Yeah, it's 2x PCIe 2.0 lanes, which should be 10 Gbps.chemal wrote: ↑2019/09/10 04:49:43Marvell? That's fake RAID, isn't it? (I see you mentioned Marvell before, I must have read over it.)
A single 860 EVO writes at about 500 MB/s (sequentially).
Edit: Google says, a Marvell 9230 is h/w RAID but really low-end. It has two PCIe 2.0 lanes for a theoretical max of 1 GB/s of which you can get ~800 MB/s in reality.
At this point though, that's hard to tell whether it's because of the Marvell controller or whether it's because the system is truly limited to 10 Gbps mostly because the two are coincidentally the same.
The only way that I would be able to test that would be if I got like a Avago/Broadcom/LSI MegaRAID 12 Gbps SAS RAID controller (like the MegaRAID 9341-8i) to see if that will alleviate some of the bandwidth limitation issues because at least that's a PCIe 3.0 x8 (64 Gbps).
Also interesting enough, there AREN'T any Avago/Broadcom/LSI PCIe 3.0 x16 RAID controllers at ALL. They have host bus adapters, but not RAID HBAs, which also means that if I were to use a non-RAID HBA, the RAID would be software RAID, which of course, comes with its own set of issues.
I'm still debating on whether I want to switch over to the MegaRAID 9341-8i because doing so will max out my system's PCIe lane supply/demand. (Core i7-4930K supplies 40 PCIe 3.0 lanes, so 16 is taken up by the Mellanox NIC, 16 is taken up by the GTX Titan, which will leave 8 for the MegaRAID HBA if I go with it.)

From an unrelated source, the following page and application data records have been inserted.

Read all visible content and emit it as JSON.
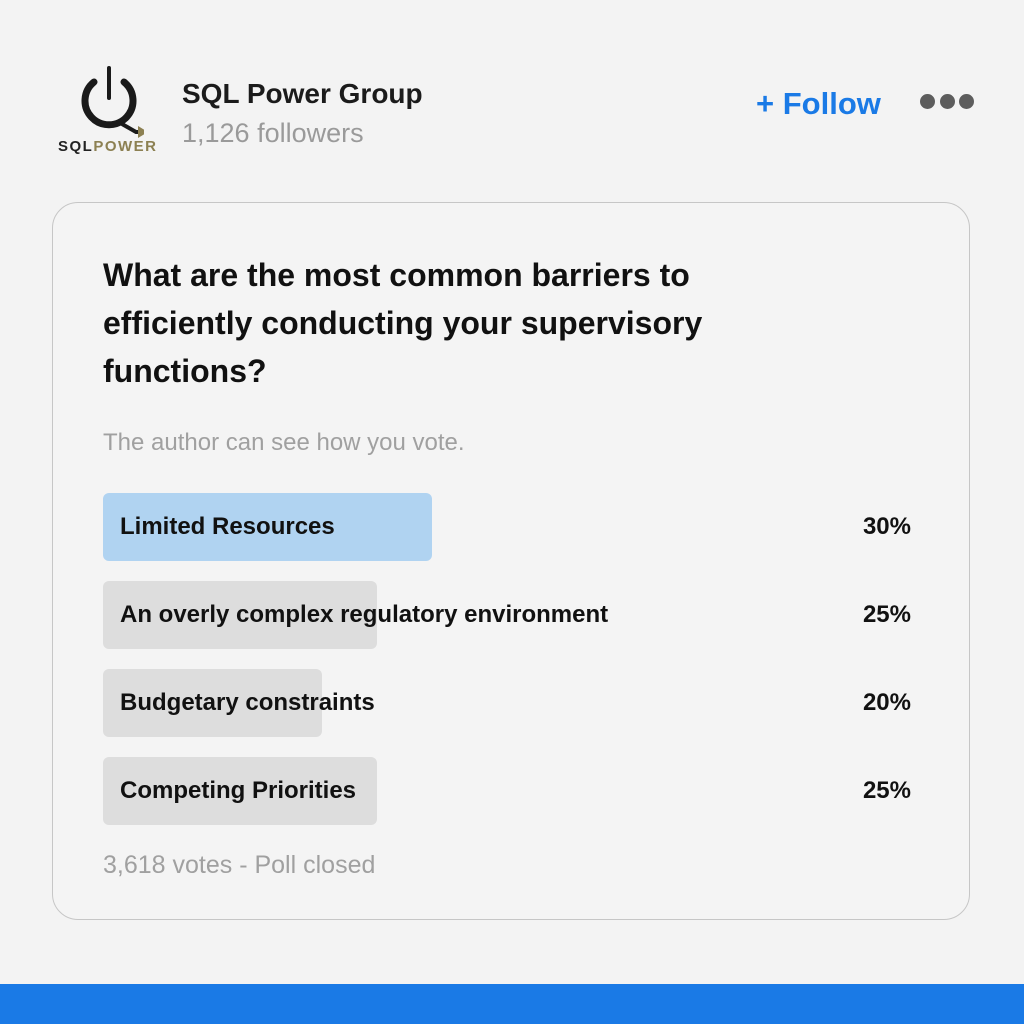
{
  "colors": {
    "accent": "#1a7ae6",
    "winning_bar": "#b0d3f1",
    "default_bar": "#dddddd",
    "logo_gold": "#8c8052"
  },
  "header": {
    "logo": {
      "word_sql": "SQL",
      "word_power": "POWER"
    },
    "company_name": "SQL Power Group",
    "followers": "1,126 followers",
    "follow_label": "+ Follow",
    "more_icon": "ellipsis-icon"
  },
  "poll": {
    "question": "What are the most common barriers to efficiently conducting your supervisory functions?",
    "privacy_note": "The author can see how you vote.",
    "options": [
      {
        "label": "Limited Resources",
        "percent_label": "30%",
        "percent": 30,
        "winner": true
      },
      {
        "label": "An overly complex regulatory environment",
        "percent_label": "25%",
        "percent": 25,
        "winner": false
      },
      {
        "label": "Budgetary constraints",
        "percent_label": "20%",
        "percent": 20,
        "winner": false
      },
      {
        "label": "Competing Priorities",
        "percent_label": "25%",
        "percent": 25,
        "winner": false
      }
    ],
    "status": "3,618 votes - Poll closed"
  }
}
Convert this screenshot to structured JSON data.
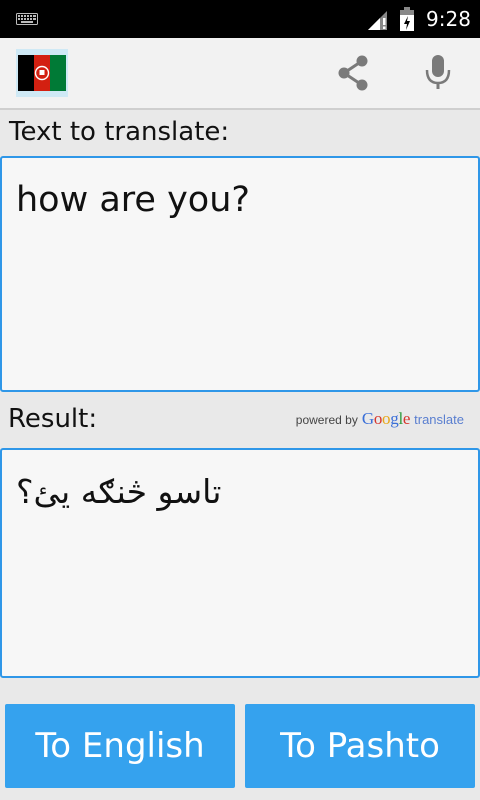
{
  "status_bar": {
    "time": "9:28",
    "icons": [
      "keyboard-icon",
      "signal-icon",
      "battery-icon"
    ]
  },
  "action_bar": {
    "icons": [
      "afghanistan-flag-icon",
      "share-icon",
      "microphone-icon"
    ]
  },
  "source": {
    "label": "Text to translate:",
    "text": "how are you?"
  },
  "result": {
    "label": "Result:",
    "text": "تاسو څنګه یئ؟"
  },
  "powered_by": {
    "prefix": "powered by",
    "google": [
      "G",
      "o",
      "o",
      "g",
      "l",
      "e"
    ],
    "suffix": "translate"
  },
  "buttons": {
    "to_english": "To English",
    "to_pashto": "To Pashto"
  },
  "colors": {
    "accent": "#35a2ee",
    "border": "#2f97e8",
    "flag_black": "#000000",
    "flag_red": "#d32011",
    "flag_green": "#007a36"
  }
}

I'm undecided in regards to whether I want to go with SAS/SATA/NVMe 12 Gbps MegaRAID, or just SAS and SATA (MegaRAID 9341-8i) or just SAS/SATA 6 Gbps (9271-8i).
Again though, at 768.67 MB/s, for the RAID array, that works out to be 192.1675 MB/s which is a far cry from the ~500 MB/s sequential write speed.
192.1675 MB/s is only about 1.5 Gbps (for each drive), where each drive also has a 6 Gbps interface.
Again, combined, it only musters 6.14936 Gbps (out of 10 Gbps for the PCIe 2.0 x2 link for the Marvell HW RAID controller itself), and that suggests that the RAID controller's PCIe 2.0 x2 interface isn't the limiting factor unless it's only like 61.5% efficient in regards to its usage of the PCIe 2.0 x2 interface.
I would have expected that if I were to max out the controller's interface, that I would be seeing something closer to 10 Gbps given the testing methodology that you suggested, so I'm still confused and something is still not adding up for me (in regards to maxing out the interface bandwidth either of the PCIe 2.0 x2 HW RAID controller) or with the suggested testing methodology.
With the hardware that I've got, and if the advertised specs are to be believed, I should be pushing upwards of 16.64 Gbps.
The suggested testing methodology I think, takes care of the buffering which might be inflating the results (which is fair), but then I'm getting results that are closer to the maximum random write speeds (based on number of IOPS max * 4 drives) than I am towards the advertised sequential speeds.
Again, maybe it's just me, but the data and the results doesn't make sense given the hardware.